Directions: Reproduce the following data exactly, minus any images.

Data under study:
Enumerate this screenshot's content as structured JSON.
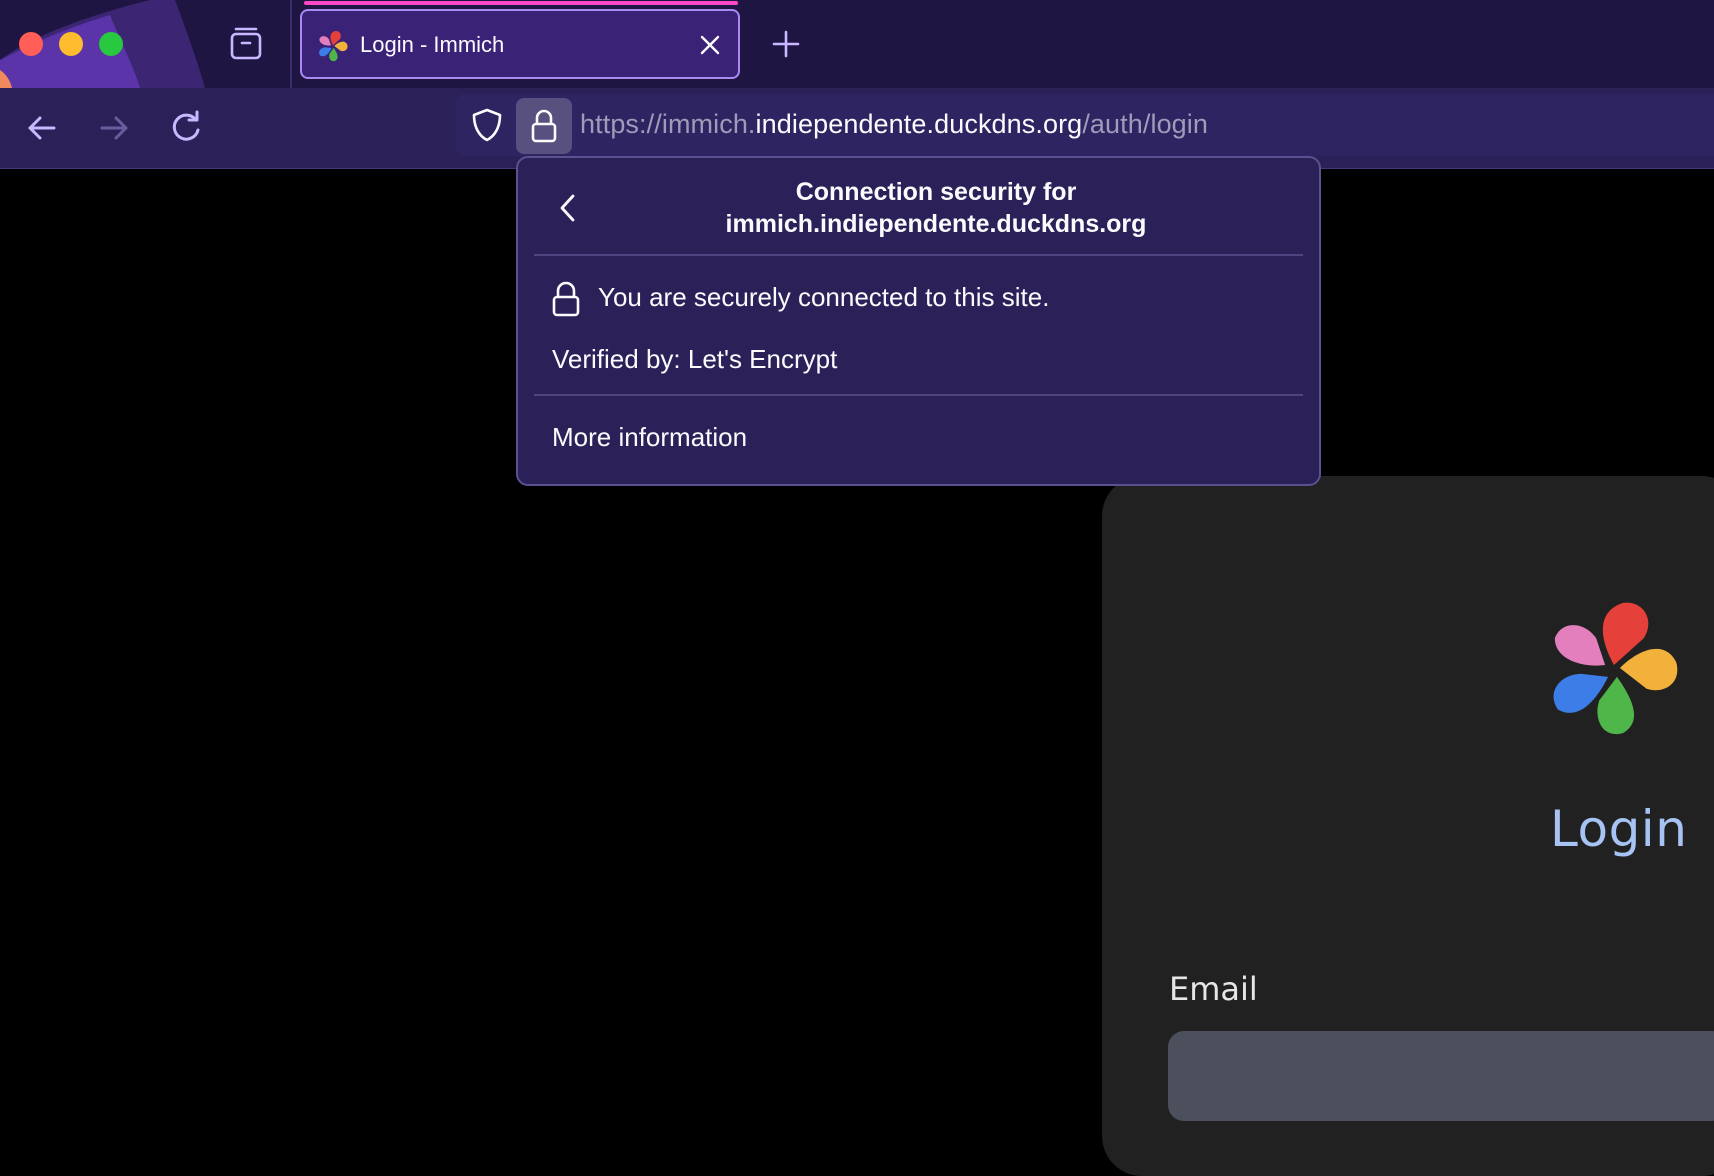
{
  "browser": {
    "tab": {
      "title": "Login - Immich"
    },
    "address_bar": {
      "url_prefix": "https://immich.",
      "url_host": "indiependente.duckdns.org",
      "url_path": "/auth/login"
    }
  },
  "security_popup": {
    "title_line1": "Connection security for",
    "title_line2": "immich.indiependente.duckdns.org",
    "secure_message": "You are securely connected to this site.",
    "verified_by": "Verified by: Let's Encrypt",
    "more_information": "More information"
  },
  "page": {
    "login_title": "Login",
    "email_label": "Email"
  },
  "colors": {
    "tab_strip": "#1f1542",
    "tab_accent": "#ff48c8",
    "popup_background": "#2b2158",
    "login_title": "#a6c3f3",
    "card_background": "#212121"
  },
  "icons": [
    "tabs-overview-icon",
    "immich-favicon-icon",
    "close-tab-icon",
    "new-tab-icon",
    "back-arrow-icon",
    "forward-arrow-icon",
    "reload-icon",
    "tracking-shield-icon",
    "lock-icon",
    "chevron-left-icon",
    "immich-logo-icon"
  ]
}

Written solution:
Enumerate this screenshot's content as structured JSON.
{
  "browser": {
    "tab": {
      "title": "Login - Immich"
    },
    "address_bar": {
      "url_prefix": "https://immich.",
      "url_host": "indiependente.duckdns.org",
      "url_path": "/auth/login"
    }
  },
  "security_popup": {
    "title_line1": "Connection security for",
    "title_line2": "immich.indiependente.duckdns.org",
    "secure_message": "You are securely connected to this site.",
    "verified_by": "Verified by: Let's Encrypt",
    "more_information": "More information"
  },
  "page": {
    "login_title": "Login",
    "email_label": "Email"
  },
  "colors": {
    "tab_strip": "#1f1542",
    "tab_accent": "#ff48c8",
    "popup_background": "#2b2158",
    "login_title": "#a6c3f3",
    "card_background": "#212121"
  },
  "icons": [
    "tabs-overview-icon",
    "immich-favicon-icon",
    "close-tab-icon",
    "new-tab-icon",
    "back-arrow-icon",
    "forward-arrow-icon",
    "reload-icon",
    "tracking-shield-icon",
    "lock-icon",
    "chevron-left-icon",
    "immich-logo-icon"
  ]
}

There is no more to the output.